GOAL OF THE EXERCISE: Could you return the data below exactly as it appears?

[Component data from apps and pages]
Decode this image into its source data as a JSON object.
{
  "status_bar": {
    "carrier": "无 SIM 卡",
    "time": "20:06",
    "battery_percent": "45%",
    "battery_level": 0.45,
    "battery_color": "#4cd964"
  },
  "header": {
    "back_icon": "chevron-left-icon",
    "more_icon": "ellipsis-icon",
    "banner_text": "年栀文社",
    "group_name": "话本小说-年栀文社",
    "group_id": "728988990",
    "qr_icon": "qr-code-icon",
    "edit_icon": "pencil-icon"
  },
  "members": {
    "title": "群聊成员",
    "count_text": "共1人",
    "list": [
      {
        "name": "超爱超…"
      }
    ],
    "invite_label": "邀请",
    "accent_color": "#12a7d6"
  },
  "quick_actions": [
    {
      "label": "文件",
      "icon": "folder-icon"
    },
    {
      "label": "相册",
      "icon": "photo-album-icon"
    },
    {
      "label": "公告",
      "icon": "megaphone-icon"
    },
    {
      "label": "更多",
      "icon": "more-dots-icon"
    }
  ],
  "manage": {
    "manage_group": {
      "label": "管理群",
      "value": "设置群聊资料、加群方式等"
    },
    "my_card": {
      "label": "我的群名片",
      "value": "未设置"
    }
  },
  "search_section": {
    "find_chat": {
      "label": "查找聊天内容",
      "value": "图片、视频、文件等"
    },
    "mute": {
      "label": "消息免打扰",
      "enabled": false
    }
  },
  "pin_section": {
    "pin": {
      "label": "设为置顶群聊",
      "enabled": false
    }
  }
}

FINISHED TASK:
Decode this image into its source data as a JSON object.
{
  "status_bar": {
    "carrier": "无 SIM 卡",
    "time": "20:06",
    "battery_percent": "45%",
    "battery_level": 0.45,
    "battery_color": "#4cd964"
  },
  "header": {
    "back_icon": "chevron-left-icon",
    "more_icon": "ellipsis-icon",
    "banner_text": "年栀文社",
    "group_name": "话本小说-年栀文社",
    "group_id": "728988990",
    "qr_icon": "qr-code-icon",
    "edit_icon": "pencil-icon"
  },
  "members": {
    "title": "群聊成员",
    "count_text": "共1人",
    "list": [
      {
        "name": "超爱超…"
      }
    ],
    "invite_label": "邀请",
    "accent_color": "#12a7d6"
  },
  "quick_actions": [
    {
      "label": "文件",
      "icon": "folder-icon"
    },
    {
      "label": "相册",
      "icon": "photo-album-icon"
    },
    {
      "label": "公告",
      "icon": "megaphone-icon"
    },
    {
      "label": "更多",
      "icon": "more-dots-icon"
    }
  ],
  "manage": {
    "manage_group": {
      "label": "管理群",
      "value": "设置群聊资料、加群方式等"
    },
    "my_card": {
      "label": "我的群名片",
      "value": "未设置"
    }
  },
  "search_section": {
    "find_chat": {
      "label": "查找聊天内容",
      "value": "图片、视频、文件等"
    },
    "mute": {
      "label": "消息免打扰",
      "enabled": false
    }
  },
  "pin_section": {
    "pin": {
      "label": "设为置顶群聊",
      "enabled": false
    }
  }
}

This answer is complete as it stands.